Your instructions
In the records below, tally each line that contains the word "children" and give the total only.

(Items from an interface collection)

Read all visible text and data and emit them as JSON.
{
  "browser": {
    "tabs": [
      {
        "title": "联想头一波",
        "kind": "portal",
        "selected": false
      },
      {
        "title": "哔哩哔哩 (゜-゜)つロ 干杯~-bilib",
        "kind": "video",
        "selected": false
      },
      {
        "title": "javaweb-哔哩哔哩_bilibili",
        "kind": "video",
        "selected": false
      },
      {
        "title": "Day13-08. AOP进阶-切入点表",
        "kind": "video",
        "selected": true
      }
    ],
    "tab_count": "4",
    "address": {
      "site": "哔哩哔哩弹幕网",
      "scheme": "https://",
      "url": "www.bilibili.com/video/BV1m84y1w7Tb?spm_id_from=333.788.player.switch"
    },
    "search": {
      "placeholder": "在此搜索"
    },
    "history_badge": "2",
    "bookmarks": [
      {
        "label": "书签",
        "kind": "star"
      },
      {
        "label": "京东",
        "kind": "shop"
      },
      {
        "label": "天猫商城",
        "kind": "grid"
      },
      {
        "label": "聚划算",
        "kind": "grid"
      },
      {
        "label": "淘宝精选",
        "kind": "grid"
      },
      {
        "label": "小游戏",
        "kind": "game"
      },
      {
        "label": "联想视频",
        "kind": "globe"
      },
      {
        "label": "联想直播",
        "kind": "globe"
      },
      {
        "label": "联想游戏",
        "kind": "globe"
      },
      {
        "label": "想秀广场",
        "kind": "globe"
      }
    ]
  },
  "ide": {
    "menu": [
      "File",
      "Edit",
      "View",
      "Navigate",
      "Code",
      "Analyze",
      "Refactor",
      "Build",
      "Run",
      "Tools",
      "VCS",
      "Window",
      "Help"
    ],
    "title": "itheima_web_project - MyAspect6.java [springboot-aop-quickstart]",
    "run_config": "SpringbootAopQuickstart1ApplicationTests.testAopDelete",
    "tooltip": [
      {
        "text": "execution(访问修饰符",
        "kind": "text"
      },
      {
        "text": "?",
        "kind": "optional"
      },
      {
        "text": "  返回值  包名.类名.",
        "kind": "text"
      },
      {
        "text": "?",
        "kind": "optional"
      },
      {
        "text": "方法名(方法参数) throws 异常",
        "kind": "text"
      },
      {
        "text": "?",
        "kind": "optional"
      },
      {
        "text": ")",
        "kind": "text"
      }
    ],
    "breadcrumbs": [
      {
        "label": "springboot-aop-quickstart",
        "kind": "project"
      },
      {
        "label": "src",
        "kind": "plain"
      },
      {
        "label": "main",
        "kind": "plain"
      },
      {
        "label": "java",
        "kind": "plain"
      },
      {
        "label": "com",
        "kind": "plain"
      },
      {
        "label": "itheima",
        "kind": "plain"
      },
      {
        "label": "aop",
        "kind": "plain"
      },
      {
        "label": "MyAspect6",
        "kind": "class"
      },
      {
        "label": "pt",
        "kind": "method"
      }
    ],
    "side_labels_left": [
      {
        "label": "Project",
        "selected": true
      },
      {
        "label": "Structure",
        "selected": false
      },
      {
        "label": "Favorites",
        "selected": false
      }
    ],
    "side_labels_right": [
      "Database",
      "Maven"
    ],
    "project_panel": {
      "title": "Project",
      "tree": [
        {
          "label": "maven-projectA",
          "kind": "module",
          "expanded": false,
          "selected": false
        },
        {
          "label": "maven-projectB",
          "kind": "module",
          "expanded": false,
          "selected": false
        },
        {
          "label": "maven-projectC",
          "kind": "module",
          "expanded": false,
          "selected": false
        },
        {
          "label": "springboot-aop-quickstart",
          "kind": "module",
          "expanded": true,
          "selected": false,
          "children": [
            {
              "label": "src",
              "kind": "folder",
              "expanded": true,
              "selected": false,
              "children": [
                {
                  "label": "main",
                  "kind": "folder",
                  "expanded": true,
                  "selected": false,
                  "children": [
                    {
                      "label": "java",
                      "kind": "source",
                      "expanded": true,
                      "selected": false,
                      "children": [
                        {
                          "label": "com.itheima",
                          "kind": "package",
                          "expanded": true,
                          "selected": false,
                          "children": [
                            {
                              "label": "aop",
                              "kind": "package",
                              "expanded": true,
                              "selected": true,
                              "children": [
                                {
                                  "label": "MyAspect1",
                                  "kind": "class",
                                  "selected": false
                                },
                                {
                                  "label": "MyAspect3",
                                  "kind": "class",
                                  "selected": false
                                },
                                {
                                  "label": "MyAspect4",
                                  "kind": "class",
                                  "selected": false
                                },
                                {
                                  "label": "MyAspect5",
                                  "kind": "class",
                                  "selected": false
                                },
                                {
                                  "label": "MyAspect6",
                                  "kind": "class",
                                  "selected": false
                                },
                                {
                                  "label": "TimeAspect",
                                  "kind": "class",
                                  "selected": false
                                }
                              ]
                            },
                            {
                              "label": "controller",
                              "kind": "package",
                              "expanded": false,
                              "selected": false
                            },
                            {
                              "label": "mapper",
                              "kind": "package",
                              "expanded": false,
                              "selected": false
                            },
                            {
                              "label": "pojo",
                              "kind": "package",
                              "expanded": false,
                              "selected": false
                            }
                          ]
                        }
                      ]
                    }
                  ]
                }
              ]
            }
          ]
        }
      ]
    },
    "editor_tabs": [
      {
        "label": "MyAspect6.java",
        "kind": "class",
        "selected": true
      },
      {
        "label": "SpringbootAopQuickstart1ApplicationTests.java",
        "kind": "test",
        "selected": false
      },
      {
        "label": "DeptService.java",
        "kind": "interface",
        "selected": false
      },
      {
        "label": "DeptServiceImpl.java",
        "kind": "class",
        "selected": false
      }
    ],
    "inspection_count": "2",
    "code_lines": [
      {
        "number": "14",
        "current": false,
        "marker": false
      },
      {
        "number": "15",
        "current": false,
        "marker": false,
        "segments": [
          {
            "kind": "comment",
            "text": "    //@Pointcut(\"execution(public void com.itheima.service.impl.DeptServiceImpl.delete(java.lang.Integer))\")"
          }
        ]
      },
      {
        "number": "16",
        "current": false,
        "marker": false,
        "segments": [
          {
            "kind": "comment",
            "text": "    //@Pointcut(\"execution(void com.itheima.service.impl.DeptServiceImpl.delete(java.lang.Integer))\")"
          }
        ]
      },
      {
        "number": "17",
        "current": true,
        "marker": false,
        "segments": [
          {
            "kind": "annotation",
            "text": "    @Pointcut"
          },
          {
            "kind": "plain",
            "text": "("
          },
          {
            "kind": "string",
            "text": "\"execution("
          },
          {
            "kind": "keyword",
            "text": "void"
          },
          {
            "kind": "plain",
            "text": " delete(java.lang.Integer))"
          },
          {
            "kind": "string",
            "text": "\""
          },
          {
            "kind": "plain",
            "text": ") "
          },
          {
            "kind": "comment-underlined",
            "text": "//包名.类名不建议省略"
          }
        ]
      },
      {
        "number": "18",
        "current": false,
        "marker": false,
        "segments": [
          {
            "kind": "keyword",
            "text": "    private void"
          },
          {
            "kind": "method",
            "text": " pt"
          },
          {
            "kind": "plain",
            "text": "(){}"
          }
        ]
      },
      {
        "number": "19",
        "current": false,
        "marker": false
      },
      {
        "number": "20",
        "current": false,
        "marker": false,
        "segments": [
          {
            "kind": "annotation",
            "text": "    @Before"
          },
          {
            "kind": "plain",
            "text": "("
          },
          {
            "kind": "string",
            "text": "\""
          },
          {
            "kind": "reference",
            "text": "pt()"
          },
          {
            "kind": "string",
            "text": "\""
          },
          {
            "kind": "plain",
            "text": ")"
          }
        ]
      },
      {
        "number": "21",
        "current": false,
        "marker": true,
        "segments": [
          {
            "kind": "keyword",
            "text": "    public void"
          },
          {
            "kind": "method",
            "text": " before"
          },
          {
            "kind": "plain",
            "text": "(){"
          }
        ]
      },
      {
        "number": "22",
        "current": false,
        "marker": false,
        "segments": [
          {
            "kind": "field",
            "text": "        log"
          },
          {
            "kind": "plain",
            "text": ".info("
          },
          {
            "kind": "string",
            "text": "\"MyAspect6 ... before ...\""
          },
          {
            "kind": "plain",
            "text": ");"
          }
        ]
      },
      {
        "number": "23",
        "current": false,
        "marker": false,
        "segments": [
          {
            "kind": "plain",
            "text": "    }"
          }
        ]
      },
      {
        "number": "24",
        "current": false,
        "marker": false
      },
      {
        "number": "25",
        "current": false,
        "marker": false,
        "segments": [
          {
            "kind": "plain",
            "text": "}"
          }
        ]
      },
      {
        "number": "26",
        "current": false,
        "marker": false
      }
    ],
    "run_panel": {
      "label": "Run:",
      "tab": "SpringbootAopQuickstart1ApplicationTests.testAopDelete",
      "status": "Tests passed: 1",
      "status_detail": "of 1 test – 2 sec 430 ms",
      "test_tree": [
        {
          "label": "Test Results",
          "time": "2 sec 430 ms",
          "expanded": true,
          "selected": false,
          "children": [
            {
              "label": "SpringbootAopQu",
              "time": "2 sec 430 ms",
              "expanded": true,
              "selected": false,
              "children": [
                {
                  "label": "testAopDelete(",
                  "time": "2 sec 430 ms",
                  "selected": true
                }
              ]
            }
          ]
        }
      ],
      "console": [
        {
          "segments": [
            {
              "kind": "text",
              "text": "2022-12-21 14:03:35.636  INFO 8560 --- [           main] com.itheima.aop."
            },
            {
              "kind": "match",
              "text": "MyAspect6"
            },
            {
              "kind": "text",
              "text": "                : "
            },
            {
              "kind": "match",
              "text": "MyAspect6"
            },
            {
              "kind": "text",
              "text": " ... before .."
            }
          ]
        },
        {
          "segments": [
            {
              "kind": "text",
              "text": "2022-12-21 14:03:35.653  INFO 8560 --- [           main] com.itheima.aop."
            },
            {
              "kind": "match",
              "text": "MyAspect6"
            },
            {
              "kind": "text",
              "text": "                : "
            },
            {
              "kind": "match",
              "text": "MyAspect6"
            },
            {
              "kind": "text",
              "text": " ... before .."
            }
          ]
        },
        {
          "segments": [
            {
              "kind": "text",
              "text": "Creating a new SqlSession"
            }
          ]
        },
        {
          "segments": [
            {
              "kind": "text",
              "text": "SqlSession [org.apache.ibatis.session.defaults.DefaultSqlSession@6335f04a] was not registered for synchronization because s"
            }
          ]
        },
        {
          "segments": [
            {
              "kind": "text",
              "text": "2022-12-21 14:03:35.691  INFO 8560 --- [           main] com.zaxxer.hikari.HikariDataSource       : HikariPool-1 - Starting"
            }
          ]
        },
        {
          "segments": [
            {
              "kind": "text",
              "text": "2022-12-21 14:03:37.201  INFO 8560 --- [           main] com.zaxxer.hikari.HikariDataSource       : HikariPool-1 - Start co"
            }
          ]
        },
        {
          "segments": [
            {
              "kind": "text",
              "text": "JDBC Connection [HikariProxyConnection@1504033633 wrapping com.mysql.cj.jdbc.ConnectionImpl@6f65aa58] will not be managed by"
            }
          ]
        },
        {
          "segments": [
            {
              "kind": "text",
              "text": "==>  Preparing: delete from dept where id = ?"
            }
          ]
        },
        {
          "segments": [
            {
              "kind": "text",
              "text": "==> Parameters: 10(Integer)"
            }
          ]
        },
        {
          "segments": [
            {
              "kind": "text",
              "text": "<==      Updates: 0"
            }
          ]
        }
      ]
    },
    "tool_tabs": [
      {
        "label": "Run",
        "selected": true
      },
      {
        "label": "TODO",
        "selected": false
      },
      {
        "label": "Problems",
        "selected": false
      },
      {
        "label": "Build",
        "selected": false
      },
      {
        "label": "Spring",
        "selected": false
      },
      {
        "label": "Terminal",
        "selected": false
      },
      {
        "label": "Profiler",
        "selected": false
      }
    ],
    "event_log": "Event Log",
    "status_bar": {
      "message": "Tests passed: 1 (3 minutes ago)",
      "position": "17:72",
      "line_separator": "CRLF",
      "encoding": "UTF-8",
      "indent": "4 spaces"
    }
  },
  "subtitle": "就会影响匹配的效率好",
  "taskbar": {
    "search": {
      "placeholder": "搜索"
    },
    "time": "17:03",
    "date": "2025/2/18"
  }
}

Response area
8